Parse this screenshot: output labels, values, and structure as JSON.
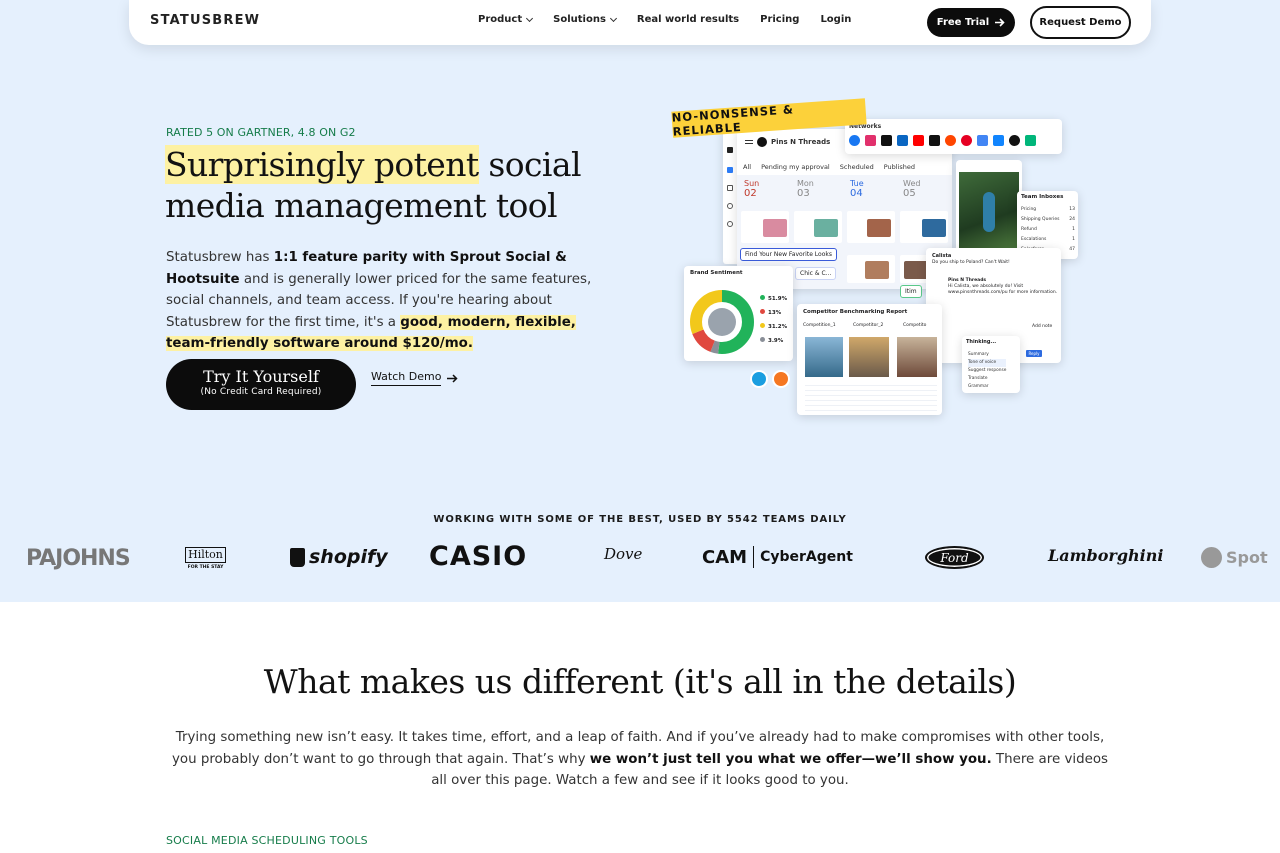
{
  "nav": {
    "logo": "STATUSBREW",
    "links": [
      {
        "label": "Product",
        "dropdown": true
      },
      {
        "label": "Solutions",
        "dropdown": true
      },
      {
        "label": "Real world results",
        "dropdown": false
      },
      {
        "label": "Pricing",
        "dropdown": false
      },
      {
        "label": "Login",
        "dropdown": false
      }
    ],
    "free_trial": "Free Trial",
    "request_demo": "Request Demo"
  },
  "hero": {
    "rated": "RATED 5 ON GARTNER, 4.8 ON G2",
    "title_highlight": "Surprisingly potent",
    "title_rest": " social media management tool",
    "desc_1": "Statusbrew has ",
    "desc_bold": "1:1 feature parity with Sprout Social & Hootsuite",
    "desc_2": " and is generally lower priced for the same features, social channels, and team access. If you're hearing about Statusbrew for the first time, it's a ",
    "desc_highlight": "good, modern, flexible, team-friendly software around $120/mo.",
    "try_title": "Try It Yourself",
    "try_sub": "(No Credit Card Required)",
    "watch_demo": "Watch Demo",
    "badge": "NO-NONSENSE & RELIABLE"
  },
  "mockup": {
    "networks_label": "Networks",
    "account": "Pins N Threads",
    "tabs": [
      "All",
      "Pending my approval",
      "Scheduled",
      "Published"
    ],
    "days": [
      {
        "name": "Sun",
        "num": "02"
      },
      {
        "name": "Mon",
        "num": "03"
      },
      {
        "name": "Tue",
        "num": "04"
      },
      {
        "name": "Wed",
        "num": "05"
      }
    ],
    "chip_looks": "Find Your New Favorite Looks",
    "chip_chic": "Chic & C...",
    "chip_itm": "Itim",
    "brand_sentiment": "Brand Sentiment",
    "sentiment": [
      {
        "pct": "51.9%",
        "color": "#21b35a"
      },
      {
        "pct": "13%",
        "color": "#e0483f"
      },
      {
        "pct": "31.2%",
        "color": "#f2c81b"
      },
      {
        "pct": "3.9%",
        "color": "#8a8f98"
      }
    ],
    "competitor_title": "Competitor Benchmarking Report",
    "competitors": [
      "Competition_1",
      "Competitor_2",
      "Competito"
    ],
    "team_inboxes": "Team Inboxes",
    "inbox_items": [
      {
        "label": "Pricing",
        "count": "13"
      },
      {
        "label": "Shipping Queries",
        "count": "24"
      },
      {
        "label": "Refund",
        "count": "1"
      },
      {
        "label": "Escalations",
        "count": "1"
      },
      {
        "label": "Salesforce",
        "count": "47"
      }
    ],
    "msg_from": "Calista",
    "msg_text": "Do you ship to Poland? Can't Wait!",
    "reply_from": "Pins N Threads",
    "reply_text": "Hi Calista, we absolutely do! Visit www.pinsnthreads.com/pu for more information.",
    "thinking": "Thinking...",
    "ai_options": [
      "Summary",
      "Tone of voice",
      "Suggest response",
      "Translate",
      "Grammar"
    ],
    "add_note": "Add note",
    "reply_btn": "Reply"
  },
  "logos": {
    "heading": "WORKING WITH SOME OF THE BEST, USED BY 5542 TEAMS DAILY",
    "brands": [
      "PAJOHNS",
      "Hilton",
      "FOR THE STAY",
      "shopify",
      "CASIO",
      "Dove",
      "CAM",
      "CyberAgent",
      "Ford",
      "Lamborghini",
      "Spot"
    ]
  },
  "section2": {
    "title": "What makes us different (it's all in the details)",
    "p_1": "Trying something new isn’t easy. It takes time, effort, and a leap of faith. And if you’ve already had to make compromises with other tools, you probably don’t want to go through that again. That’s why ",
    "p_bold": "we won’t just tell you what we offer—we’ll show you.",
    "p_2": " There are videos all over this page. Watch a few and see if it looks good to you.",
    "label": "SOCIAL MEDIA SCHEDULING TOOLS"
  }
}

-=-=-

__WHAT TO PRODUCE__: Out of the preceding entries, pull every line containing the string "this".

__REPLY TO THE TASK__:
Parse this screenshot: output labels, values, and structure as JSON.
    "p_2": " There are videos all over this page. Watch a few and see if it looks good to you.",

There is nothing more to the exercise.